John William Tuohy lives in Washington DC

New word for you to use


1: of or relating to the bottom waters of the ocean depths
 2: impossible to comprehend : unfathomable

Abyssal is a relatively rare word, though it's derived from the more prevalent noun, abyss.  All four terms descend from the Late Latin word abyssus, which is in turn derived from the Greek abyssos ("bottomless"). Abyss and abysm are synonymous (both can refer to the mythical bottomless pit in old accounts of the universe or can be used more broadly in reference to any immeasurably deep gulf), but the adjectives abyssal and abysmal are not used identically. Abyssal can mean "incomprehensible" (as in "showed abyssal ignorance") but it's most often found in contexts referring to the bottom of the sea. Abysmal shares the oceanographic sense with abyssal, but it more frequently means "immeasurably great" or "absolutely wretched."


Pandora’s box. In ancient mythology, Pandora was the first woman created by the gods, each of whom gave her a special gift, hence her name, which means “all gifted.” One day, Pandora naively lifted the lid on a box containing all the evils of the world. The myth was used to explain death and destruction; nowadays, it’s also a metaphor that suggests how small actions can have unforeseen consequences.


To invoke evil on: curse

Imprecate ultimately derives from the Latin verb precari, meaning "to pray, ask, or entreat." Precari is also the ancestor of such English words as deprecate (which once meant "to pray against an evil," though that sense is now archaic), precatory ("expressing a wish") and even pray itself (which has deeper roots in the Latin noun for a request or entreaty, prex).

Our first trip to Shepherdstown and we thought, "You know, we should move here" so we did

NEVER grow up, its a trap

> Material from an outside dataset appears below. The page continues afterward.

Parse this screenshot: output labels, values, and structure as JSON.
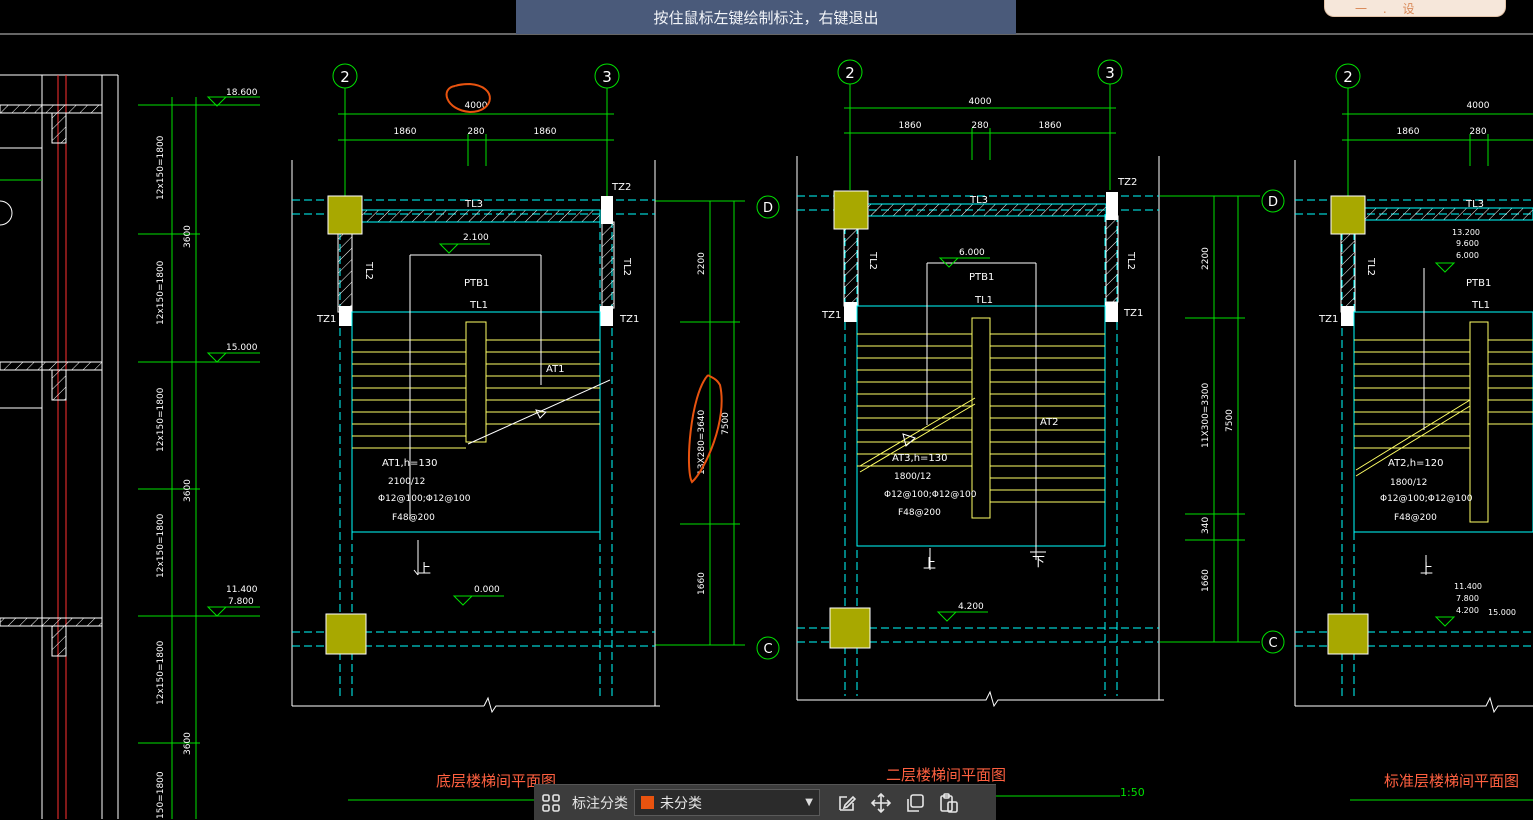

1965, me and my brother Danny after school

We had to wear white shirts and green ties to school. I took the tie off firs thing everyday